Most businesses are cash guzzlers. They have liquidity cycles which usually define the remuneration structure — the way a family spends and lives its life.
Following on the early release of the June 2017 issue of FBR, we are pleased to present the following three précis. Thanks to the original authors and the authors of the précis for this continuing feature in The Practitioner.
Family Firms and Compliance: Reconciling the Conflicting Predictions Within the Socioemotional Wealth Perspective
Corporate scandals and financial meltdowns have led to corporate governance reforms all around the world. In addition to the rules and laws that firms have to legally comply with, several self-regulatory codes or ‘soft-laws’ have been enacted in many countries.
Family Firm(s) Outcomes Model: Structuring Financial and Nonfinancial Outcomes Across the Family and Firm
We all know that many family business owners have different types of goals than do the executives of non-family enterprises, especially publicly-traded corporations. In spite of this awareness, researchers have predominantly attempted to measure family firm performance by financial measures.
Family business leaders have long been exhorted to professionalize their businesses. While what this entails has yet to be precisely determined, most would concede that professionalization entails the adoption of a range of human resource systems and practices.

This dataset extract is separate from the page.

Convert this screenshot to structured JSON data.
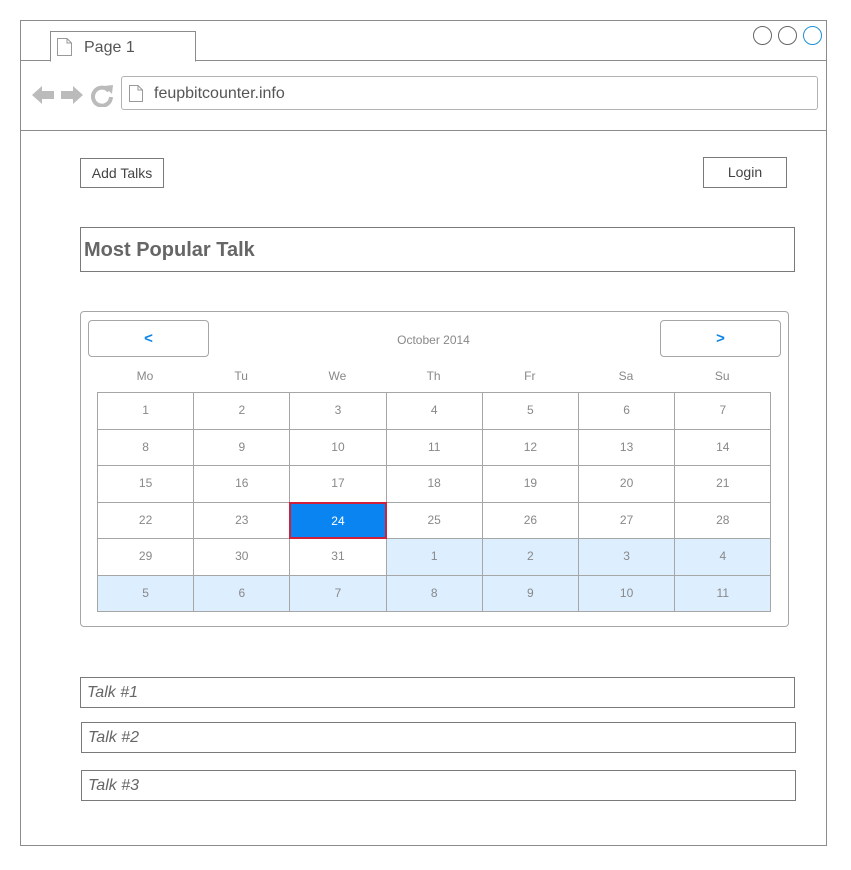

When a family-owned business needs to recruit a non-family CEO or COO, a well-structured Long Term Incentive Program (LTIP) is essential in attracting an outstanding candidate. However, LTIPs can make some family business owners uncomfortable.